We randomly assigned 9,361 participants who were at increased risk for cardiovascular disease but did not have diabetes or previous stroke to adhere to an intensive treatment target (systolic blood pressure, <120 mm Hg) or a standard treatment target (systolic blood pressure, <140 mm Hg). The primary outcome was a composite of myocardial infarction, other acute coronary syndromes, stroke, acute decompensated heart failure, or death from cardiovascular causes. Additional primary outcome events occurring through the end of the intervention period (August 20, 2015) were adjudicated after data lock for the primary analysis. We also analyzed post-trial observational follow-up data through July 29, 2016.
At a median of 3.33 years of follow-up, the rate of the primary outcome and all-cause mortality during the trial were significantly lower in the intensive-treatment group than in the standard-treatment group (rate of the primary outcome, 1.77% per year vs. 2.40% per year; hazard ratio, 0.73; 95% confidence interval [CI], 0.63 to 0.86; all-cause mortality, 1.06% per year vs. 1.41% per year; hazard ratio, 0.75; 95% CI, 0.61 to 0.92). Serious adverse events of hypotension, electrolyte abnormalities, acute kidney injury or failure, and syncope were significantly more frequent in the intensive-treatment group. When trial and post-trial follow-up data were combined (3.88 years in total), similar patterns were found for treatment benefit and adverse events; however, rates of heart failure no longer differed between the groups.
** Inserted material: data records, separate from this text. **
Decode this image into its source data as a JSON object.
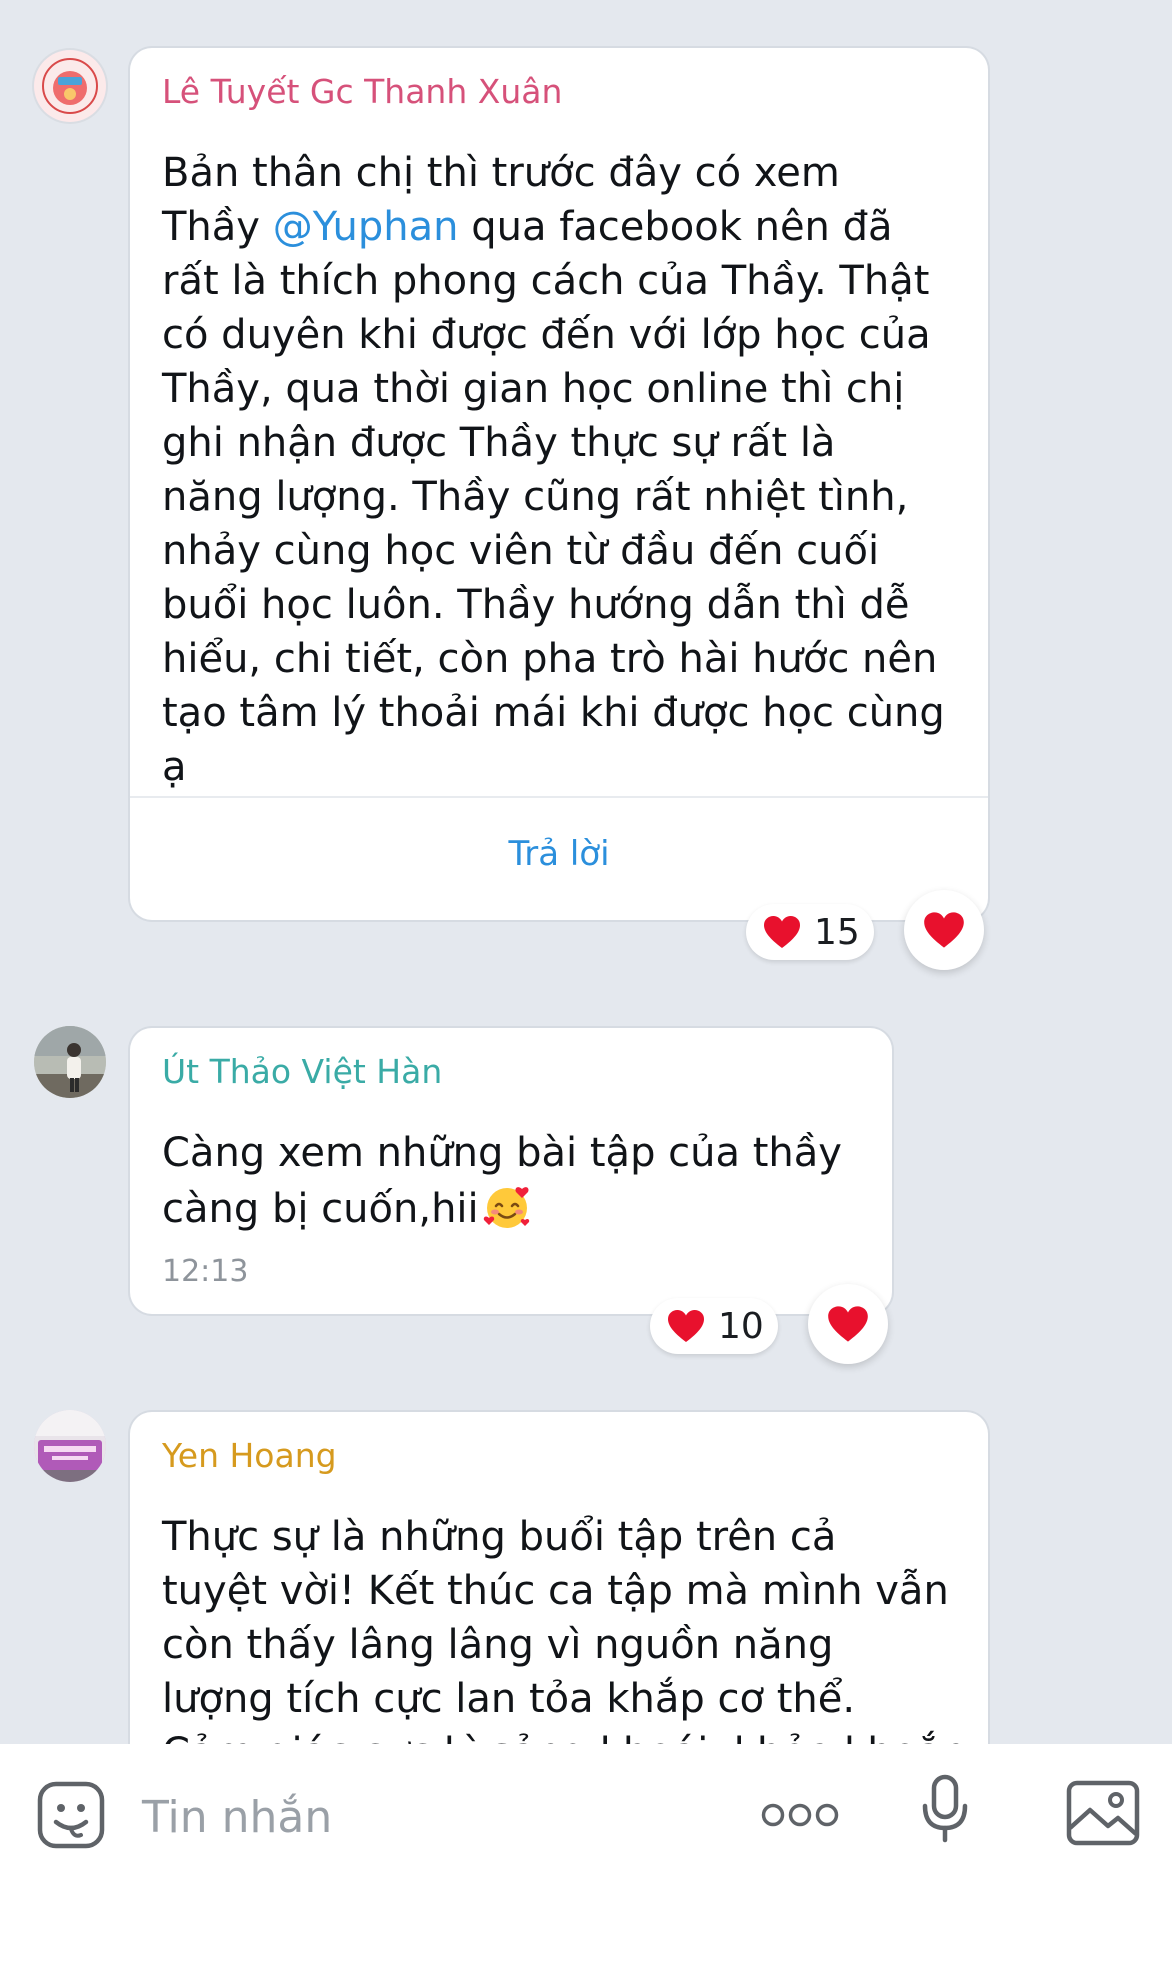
{
  "messages": [
    {
      "sender": "Lê Tuyết Gc Thanh Xuân",
      "sender_color": "#d6517a",
      "lines": [
        "Bản thân chị thì trước đây có xem",
        "qua facebook nên đã",
        "rất là thích phong cách của Thầy. Thật",
        "có duyên khi được đến với lớp học của",
        "Thầy, qua thời gian học online thì chị",
        "ghi nhận được Thầy thực sự rất là",
        "năng lượng. Thầy cũng rất nhiệt tình,",
        "nhảy cùng học viên từ đầu đến cuối",
        "buổi học luôn. Thầy hướng dẫn thì dễ",
        "hiểu, chi tiết, còn pha trò hài hước nên",
        "tạo tâm lý thoải mái khi được học cùng",
        "ạ"
      ],
      "line2_prefix": "Thầy",
      "mention": "@Yuphan",
      "reply_label": "Trả lời",
      "reaction_count": "15"
    },
    {
      "sender": "Út Thảo Việt Hàn",
      "sender_color": "#3aaba6",
      "lines": [
        "Càng xem những bài tập của thầy",
        "càng bị cuốn,hii"
      ],
      "time": "12:13",
      "reaction_count": "10"
    },
    {
      "sender": "Yen Hoang",
      "sender_color": "#d69a1e",
      "lines": [
        "Thực sự là những  buổi tập trên cả",
        "tuyệt vời! Kết thúc ca tập mà mình vẫn",
        "còn thấy lâng lâng vì nguồn năng",
        "lượng tích cực lan tỏa khắp cơ thể.",
        "Cảm giác cực kì sảng khoái, khỏe khoắn"
      ]
    }
  ],
  "input": {
    "placeholder": "Tin nhắn"
  },
  "colors": {
    "heart": "#e8112d",
    "accent": "#2b8fdc",
    "background": "#e4e8ee"
  }
}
Steve Parker, M.D.
PS: Exercise and loss of excess weigh helps control and prevent high blood pressure. Let me help.